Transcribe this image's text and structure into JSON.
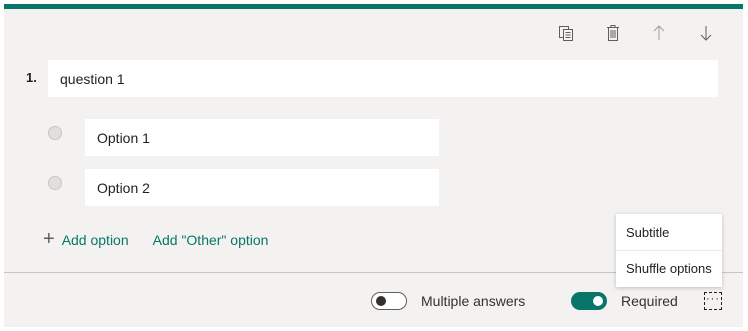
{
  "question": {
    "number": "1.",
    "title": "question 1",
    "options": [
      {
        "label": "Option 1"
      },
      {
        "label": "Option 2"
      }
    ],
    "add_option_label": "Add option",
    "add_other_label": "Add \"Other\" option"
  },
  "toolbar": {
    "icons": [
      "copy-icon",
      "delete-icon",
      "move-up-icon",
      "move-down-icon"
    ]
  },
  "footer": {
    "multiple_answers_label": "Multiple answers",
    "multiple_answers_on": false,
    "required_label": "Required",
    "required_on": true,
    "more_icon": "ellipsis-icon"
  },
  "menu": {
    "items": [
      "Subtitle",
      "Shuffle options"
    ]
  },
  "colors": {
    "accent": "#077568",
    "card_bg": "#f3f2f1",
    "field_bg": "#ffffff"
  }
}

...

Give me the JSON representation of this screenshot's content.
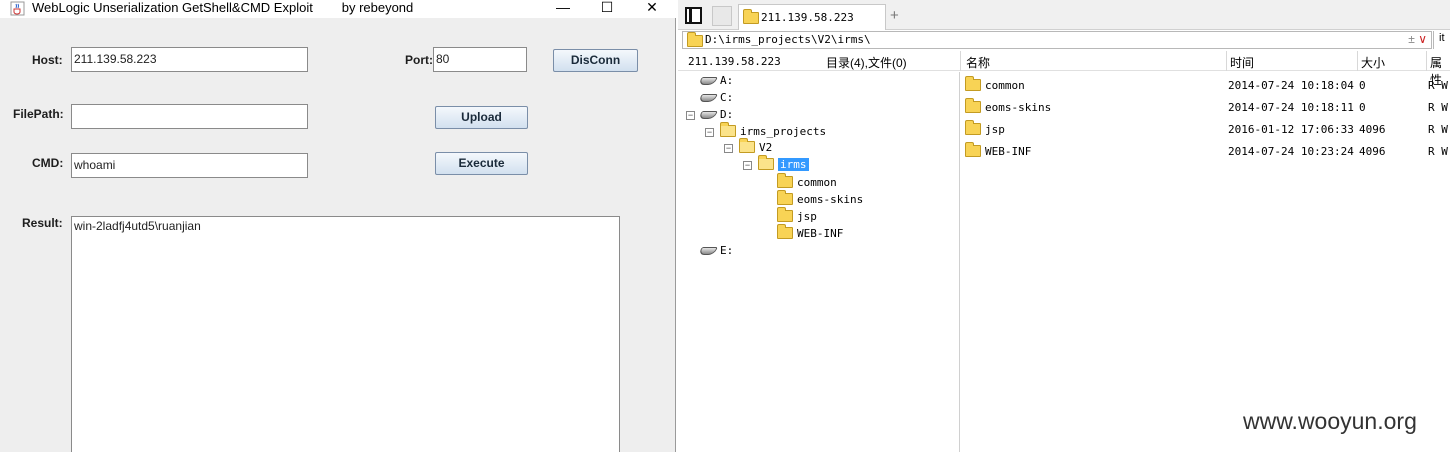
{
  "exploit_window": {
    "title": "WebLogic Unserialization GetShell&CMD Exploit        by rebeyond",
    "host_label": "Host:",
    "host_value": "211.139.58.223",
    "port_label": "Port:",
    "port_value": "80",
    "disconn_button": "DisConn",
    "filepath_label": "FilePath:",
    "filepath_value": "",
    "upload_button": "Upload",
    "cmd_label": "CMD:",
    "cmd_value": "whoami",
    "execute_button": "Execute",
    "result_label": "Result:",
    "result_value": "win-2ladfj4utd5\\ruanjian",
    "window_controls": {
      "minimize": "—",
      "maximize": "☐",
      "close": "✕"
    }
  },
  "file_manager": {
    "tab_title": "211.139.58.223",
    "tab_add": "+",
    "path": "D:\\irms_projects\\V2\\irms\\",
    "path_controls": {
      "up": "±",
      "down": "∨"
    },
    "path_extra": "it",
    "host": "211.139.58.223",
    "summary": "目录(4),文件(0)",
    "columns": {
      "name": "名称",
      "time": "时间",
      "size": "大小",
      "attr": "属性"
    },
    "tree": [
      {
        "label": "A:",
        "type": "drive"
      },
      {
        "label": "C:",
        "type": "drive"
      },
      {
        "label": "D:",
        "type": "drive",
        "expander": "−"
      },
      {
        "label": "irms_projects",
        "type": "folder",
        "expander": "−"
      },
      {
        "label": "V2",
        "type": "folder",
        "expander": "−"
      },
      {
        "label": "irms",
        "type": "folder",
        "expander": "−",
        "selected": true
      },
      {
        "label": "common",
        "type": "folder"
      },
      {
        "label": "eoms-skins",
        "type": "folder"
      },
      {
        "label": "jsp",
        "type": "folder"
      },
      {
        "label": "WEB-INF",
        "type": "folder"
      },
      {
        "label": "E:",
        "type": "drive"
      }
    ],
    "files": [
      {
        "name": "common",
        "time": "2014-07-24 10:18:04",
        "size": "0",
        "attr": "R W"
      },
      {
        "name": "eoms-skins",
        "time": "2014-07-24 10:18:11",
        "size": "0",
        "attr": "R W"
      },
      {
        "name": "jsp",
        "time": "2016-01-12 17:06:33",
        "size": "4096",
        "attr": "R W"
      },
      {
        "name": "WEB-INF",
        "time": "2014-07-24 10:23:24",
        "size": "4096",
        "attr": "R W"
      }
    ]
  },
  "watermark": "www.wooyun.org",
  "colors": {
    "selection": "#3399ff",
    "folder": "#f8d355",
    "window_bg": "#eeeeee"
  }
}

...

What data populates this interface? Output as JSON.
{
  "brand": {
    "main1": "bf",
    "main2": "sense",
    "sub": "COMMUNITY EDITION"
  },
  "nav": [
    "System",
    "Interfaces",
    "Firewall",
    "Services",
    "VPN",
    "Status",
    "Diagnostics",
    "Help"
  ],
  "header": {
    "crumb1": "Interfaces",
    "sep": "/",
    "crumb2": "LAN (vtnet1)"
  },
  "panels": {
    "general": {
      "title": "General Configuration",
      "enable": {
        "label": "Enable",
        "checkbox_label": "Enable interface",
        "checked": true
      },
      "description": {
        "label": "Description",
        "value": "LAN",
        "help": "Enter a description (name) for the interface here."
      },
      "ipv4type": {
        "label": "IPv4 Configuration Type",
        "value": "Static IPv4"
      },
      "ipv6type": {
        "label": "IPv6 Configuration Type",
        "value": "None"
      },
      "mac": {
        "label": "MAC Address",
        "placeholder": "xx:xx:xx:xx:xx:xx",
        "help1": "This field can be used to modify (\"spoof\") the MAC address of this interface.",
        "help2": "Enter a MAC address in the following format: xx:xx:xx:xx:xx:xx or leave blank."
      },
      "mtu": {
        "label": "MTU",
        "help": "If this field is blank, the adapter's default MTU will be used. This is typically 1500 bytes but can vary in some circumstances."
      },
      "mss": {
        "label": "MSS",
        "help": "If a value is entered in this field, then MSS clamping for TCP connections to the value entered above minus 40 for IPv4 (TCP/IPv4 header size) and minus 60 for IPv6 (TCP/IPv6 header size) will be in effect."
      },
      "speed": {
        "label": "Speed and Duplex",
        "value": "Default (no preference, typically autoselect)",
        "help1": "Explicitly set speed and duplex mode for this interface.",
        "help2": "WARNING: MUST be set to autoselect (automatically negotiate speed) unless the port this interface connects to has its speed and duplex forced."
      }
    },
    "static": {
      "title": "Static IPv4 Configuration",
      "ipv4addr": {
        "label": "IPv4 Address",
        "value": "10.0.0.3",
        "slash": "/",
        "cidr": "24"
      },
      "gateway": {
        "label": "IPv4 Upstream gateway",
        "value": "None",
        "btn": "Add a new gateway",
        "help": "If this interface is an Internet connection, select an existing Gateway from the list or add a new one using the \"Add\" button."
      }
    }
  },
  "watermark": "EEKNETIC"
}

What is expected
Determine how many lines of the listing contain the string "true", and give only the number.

Expected output
3